Birds with extreme or uncommon combinations of traits face the highest risk of extinction, according to a new study published in the British Ecological Society journal “Functional Ecology”.
The study led by researchers at Imperial College London found that these unique birds are also the most threatened. “Losing these species and the unique roles they play in the environment, such as seed dispersal, pollination and predation, could have severe consequences to the functioning of ecosystems,” the researchers said.
Morphologically unique and threatened bird species include the Christmas Frigatebird (Fregata andrewsi), which nests only on Christmas Island, and the Bristle-thighed Curlew (Numenius tahitiensis), which migrates from its breeding grounds in Alaska to South Pacific islands every year.
Jarome Ali, a PhD candidate at Princeton University and lead author said: “Our study shows that extinctions will most likely prune a large proportion of unique species from the avian tree. Losing these unique species will mean a loss of the specialised roles that they play in ecosystems.
“If we do not take action to protect threatened species and avert extinctions, the functioning of ecosystems will be dramatically disrupted.”
The researchers looked at extinction risk and physical attributes such as beak shape and wing length of 99% of all living bird species. This is what makes it the most comprehensive study of its kind to date.
In the study, the authors used a dataset of measurements collected from living birds and museum specimens, totalling 9943 bird species. The measurements included physical traits like beak size and shape, and the length of wings, tails and legs.
The authors combined the morphological data with extinction risk, based on each species’ current threat status on the IUCN Red List. They then ran simulations on what would happen if the most threatened birds were to go extinct.
Although the dataset used in the study was able to show that the most unique birds were also classified as threatened on the Red List, it was unable to show what links uniqueness in birds to extinction risk.

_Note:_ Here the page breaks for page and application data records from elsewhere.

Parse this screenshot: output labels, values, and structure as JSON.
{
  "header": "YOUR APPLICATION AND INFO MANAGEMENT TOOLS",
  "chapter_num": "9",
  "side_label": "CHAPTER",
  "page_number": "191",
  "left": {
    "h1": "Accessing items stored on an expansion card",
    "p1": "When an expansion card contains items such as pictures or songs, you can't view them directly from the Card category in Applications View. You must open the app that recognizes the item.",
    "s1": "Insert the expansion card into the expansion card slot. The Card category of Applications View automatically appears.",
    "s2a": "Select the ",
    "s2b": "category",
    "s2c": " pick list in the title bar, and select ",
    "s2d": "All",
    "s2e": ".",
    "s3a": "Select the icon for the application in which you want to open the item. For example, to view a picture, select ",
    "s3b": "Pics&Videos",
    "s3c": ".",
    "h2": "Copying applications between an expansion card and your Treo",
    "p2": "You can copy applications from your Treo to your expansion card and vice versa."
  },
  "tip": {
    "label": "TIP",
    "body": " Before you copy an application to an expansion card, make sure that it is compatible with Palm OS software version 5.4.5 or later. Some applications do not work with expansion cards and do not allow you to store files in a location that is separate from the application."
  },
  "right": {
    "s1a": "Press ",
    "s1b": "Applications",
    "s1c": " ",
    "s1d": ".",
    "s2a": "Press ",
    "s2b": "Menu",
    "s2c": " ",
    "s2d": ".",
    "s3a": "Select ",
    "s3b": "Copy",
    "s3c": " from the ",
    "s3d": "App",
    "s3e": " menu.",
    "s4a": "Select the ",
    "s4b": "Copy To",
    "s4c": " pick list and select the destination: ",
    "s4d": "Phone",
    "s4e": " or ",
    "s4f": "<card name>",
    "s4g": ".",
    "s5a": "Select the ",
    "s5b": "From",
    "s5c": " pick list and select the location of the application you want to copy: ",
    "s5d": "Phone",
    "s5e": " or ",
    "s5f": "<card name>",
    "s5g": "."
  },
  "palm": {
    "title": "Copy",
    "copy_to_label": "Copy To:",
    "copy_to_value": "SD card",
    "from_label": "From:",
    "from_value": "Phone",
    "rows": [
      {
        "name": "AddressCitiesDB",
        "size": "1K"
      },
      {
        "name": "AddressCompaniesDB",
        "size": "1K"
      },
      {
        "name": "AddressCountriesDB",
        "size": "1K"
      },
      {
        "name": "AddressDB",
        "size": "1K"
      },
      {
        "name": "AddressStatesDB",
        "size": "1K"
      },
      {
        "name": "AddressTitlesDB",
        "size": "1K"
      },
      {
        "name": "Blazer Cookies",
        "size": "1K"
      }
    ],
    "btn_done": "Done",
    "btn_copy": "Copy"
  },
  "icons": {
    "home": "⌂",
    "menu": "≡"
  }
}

Jarome Ali said: “One possibility is that highly specialised organisms are less able to adapt to a changing environment, in which case human impacts may directly threaten species with the most unusual ecological roles. More research is needed to delve deeper into the connection between unique traits and extinction risk.”